## [EXERCISE DETAILS]
Type out all the records word for word. Any pictures are to be left out.

* * *

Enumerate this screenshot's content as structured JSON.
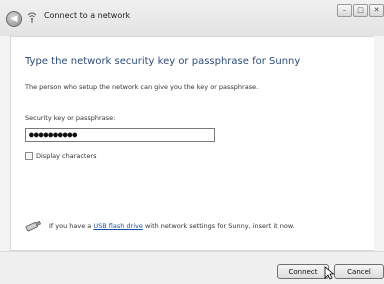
{
  "window": {
    "title": "Connect to a network"
  },
  "caption_buttons": {
    "minimize": "–",
    "maximize": "□",
    "close": "✕"
  },
  "main": {
    "heading": "Type the network security key or passphrase for Sunny",
    "info": "The person who setup the network can give you the key or passphrase.",
    "key_label": "Security key or passphrase:",
    "key_value": "●●●●●●●●●●",
    "display_characters_label": "Display characters",
    "display_characters_checked": false,
    "usb_text_before": "If you have a ",
    "usb_link": "USB flash drive",
    "usb_text_after": " with network settings for Sunny, insert it now."
  },
  "footer": {
    "connect_label": "Connect",
    "cancel_label": "Cancel"
  },
  "icons": {
    "back": "back-arrow-icon",
    "network": "network-icon",
    "usb": "usb-drive-icon",
    "cursor": "mouse-pointer-icon"
  }
}
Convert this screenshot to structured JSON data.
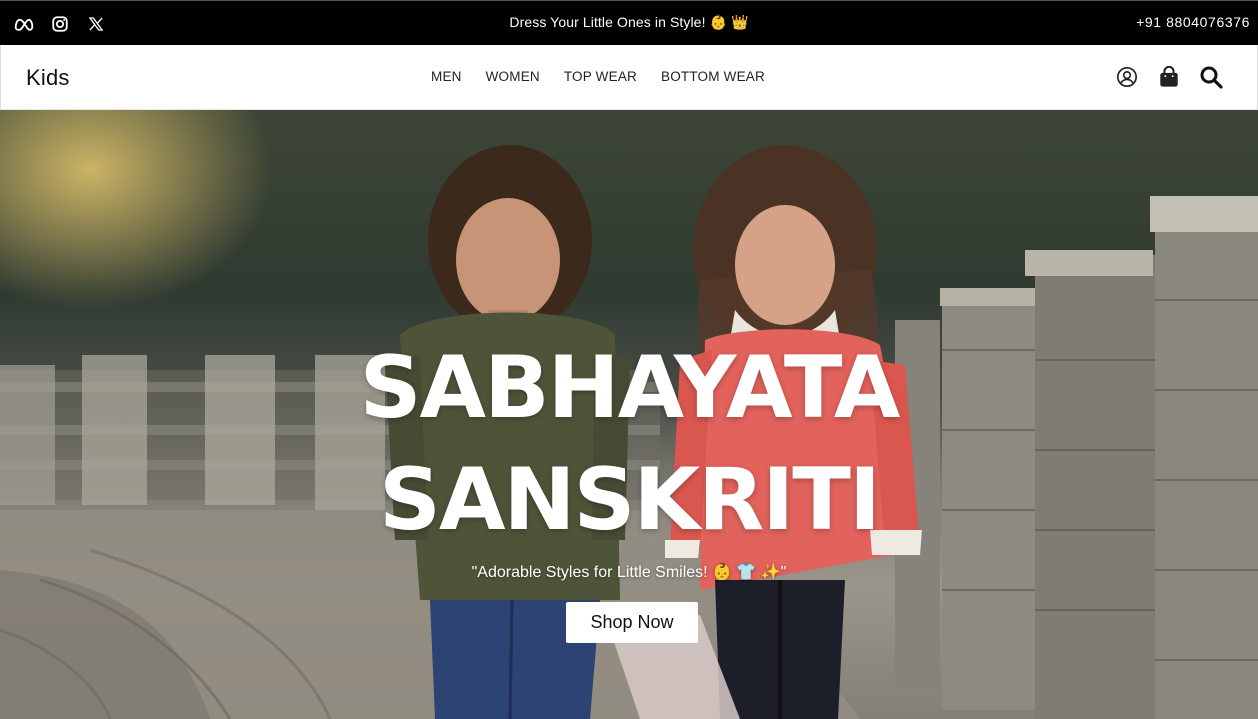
{
  "topbar": {
    "social": [
      {
        "icon": "meta-icon"
      },
      {
        "icon": "instagram-icon"
      },
      {
        "icon": "x-icon"
      }
    ],
    "promo": "Dress Your Little Ones in Style! 👶 👑",
    "phone": "+91 8804076376"
  },
  "nav": {
    "brand": "Kids",
    "links": [
      "MEN",
      "WOMEN",
      "TOP WEAR",
      "BOTTOM WEAR"
    ],
    "icons": [
      "user-icon",
      "shopping-bag-icon",
      "search-icon"
    ]
  },
  "hero": {
    "title_line1": "SABHAYATA",
    "title_line2": "SANSKRITI",
    "tagline": "\"Adorable Styles for Little Smiles! 👶 👕 ✨\"",
    "cta": "Shop Now"
  },
  "colors": {
    "topbar_bg": "#000000",
    "nav_bg": "#ffffff",
    "hero_text": "#ffffff",
    "button_bg": "#ffffff"
  }
}
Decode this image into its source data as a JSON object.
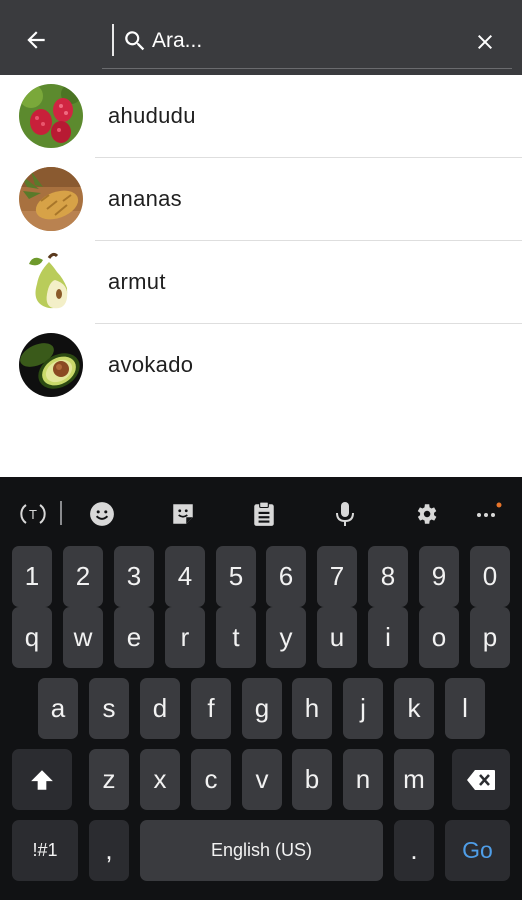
{
  "search": {
    "value": "Ara...",
    "placeholder": ""
  },
  "results": [
    {
      "label": "ahududu",
      "icon": "raspberry-image"
    },
    {
      "label": "ananas",
      "icon": "pineapple-image"
    },
    {
      "label": "armut",
      "icon": "pear-image"
    },
    {
      "label": "avokado",
      "icon": "avocado-image"
    }
  ],
  "keyboard": {
    "numbers": [
      "1",
      "2",
      "3",
      "4",
      "5",
      "6",
      "7",
      "8",
      "9",
      "0"
    ],
    "row1": [
      "q",
      "w",
      "e",
      "r",
      "t",
      "y",
      "u",
      "i",
      "o",
      "p"
    ],
    "row2": [
      "a",
      "s",
      "d",
      "f",
      "g",
      "h",
      "j",
      "k",
      "l"
    ],
    "row3": [
      "z",
      "x",
      "c",
      "v",
      "b",
      "n",
      "m"
    ],
    "symbols_label": "!#1",
    "comma_label": ",",
    "space_label": "English (US)",
    "period_label": ".",
    "go_label": "Go"
  },
  "colors": {
    "appbar": "#3a3b3e",
    "keyboard_bg": "#111214",
    "key": "#3a3b3f",
    "go": "#4f9ee8",
    "notify_dot": "#e8742a"
  }
}
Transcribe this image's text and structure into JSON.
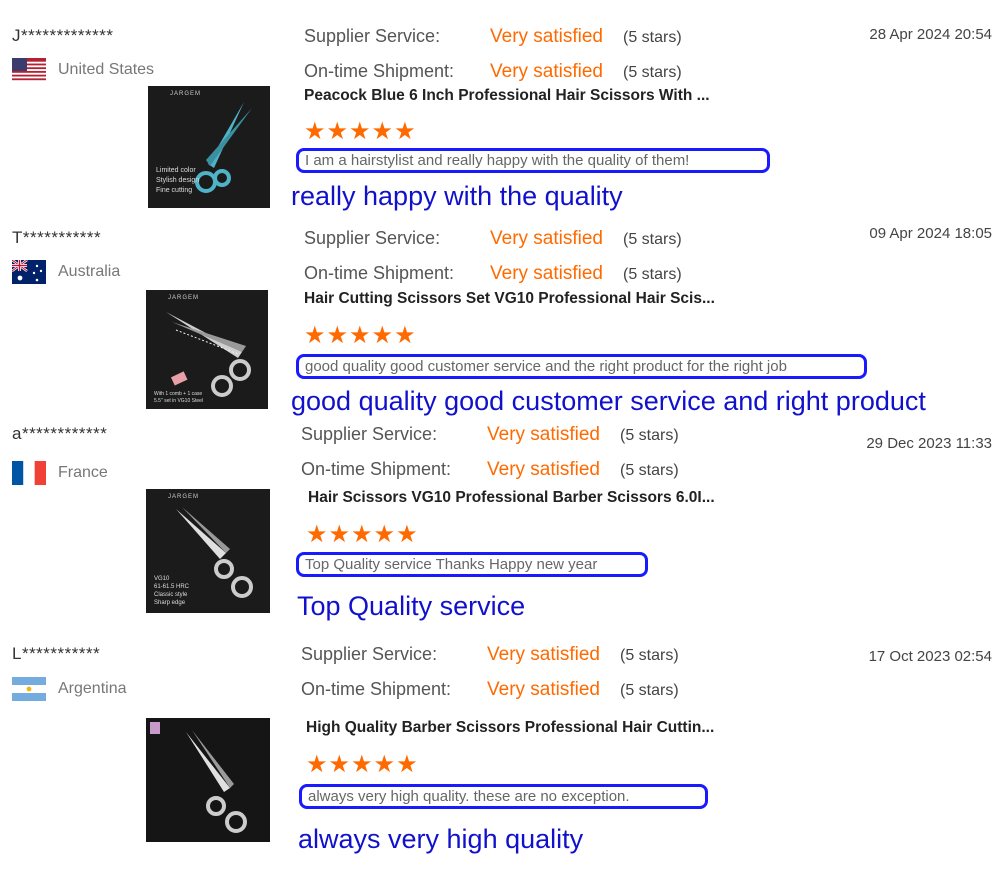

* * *

## [WRITTEN ANSWER]
Enumerate this screenshot's content as structured JSON.
{
  "window": {
    "title": "Connect to a network"
  },
  "caption_buttons": {
    "minimize": "–",
    "maximize": "□",
    "close": "✕"
  },
  "main": {
    "heading": "Type the network security key or passphrase for Sunny",
    "info": "The person who setup the network can give you the key or passphrase.",
    "key_label": "Security key or passphrase:",
    "key_value": "●●●●●●●●●●",
    "display_characters_label": "Display characters",
    "display_characters_checked": false,
    "usb_text_before": "If you have a ",
    "usb_link": "USB flash drive",
    "usb_text_after": " with network settings for Sunny, insert it now."
  },
  "footer": {
    "connect_label": "Connect",
    "cancel_label": "Cancel"
  },
  "icons": {
    "back": "back-arrow-icon",
    "network": "network-icon",
    "usb": "usb-drive-icon",
    "cursor": "mouse-pointer-icon"
  }
}
Convert this screenshot to structured JSON data.
{
  "topbar": {
    "social": [
      {
        "icon": "meta-icon"
      },
      {
        "icon": "instagram-icon"
      },
      {
        "icon": "x-icon"
      }
    ],
    "promo": "Dress Your Little Ones in Style! 👶 👑",
    "phone": "+91 8804076376"
  },
  "nav": {
    "brand": "Kids",
    "links": [
      "MEN",
      "WOMEN",
      "TOP WEAR",
      "BOTTOM WEAR"
    ],
    "icons": [
      "user-icon",
      "shopping-bag-icon",
      "search-icon"
    ]
  },
  "hero": {
    "title_line1": "SABHAYATA",
    "title_line2": "SANSKRITI",
    "tagline": "\"Adorable Styles for Little Smiles! 👶 👕 ✨\"",
    "cta": "Shop Now"
  },
  "colors": {
    "topbar_bg": "#000000",
    "nav_bg": "#ffffff",
    "hero_text": "#ffffff",
    "button_bg": "#ffffff"
  }
}
Decode this image into its source data as a JSON object.
{
  "search": {
    "value": "Ara...",
    "placeholder": ""
  },
  "results": [
    {
      "label": "ahududu",
      "icon": "raspberry-image"
    },
    {
      "label": "ananas",
      "icon": "pineapple-image"
    },
    {
      "label": "armut",
      "icon": "pear-image"
    },
    {
      "label": "avokado",
      "icon": "avocado-image"
    }
  ],
  "keyboard": {
    "numbers": [
      "1",
      "2",
      "3",
      "4",
      "5",
      "6",
      "7",
      "8",
      "9",
      "0"
    ],
    "row1": [
      "q",
      "w",
      "e",
      "r",
      "t",
      "y",
      "u",
      "i",
      "o",
      "p"
    ],
    "row2": [
      "a",
      "s",
      "d",
      "f",
      "g",
      "h",
      "j",
      "k",
      "l"
    ],
    "row3": [
      "z",
      "x",
      "c",
      "v",
      "b",
      "n",
      "m"
    ],
    "symbols_label": "!#1",
    "comma_label": ",",
    "space_label": "English (US)",
    "period_label": ".",
    "go_label": "Go"
  },
  "colors": {
    "appbar": "#3a3b3e",
    "keyboard_bg": "#111214",
    "key": "#3a3b3f",
    "go": "#4f9ee8",
    "notify_dot": "#e8742a"
  }
}
Transcribe this image's text and structure into JSON.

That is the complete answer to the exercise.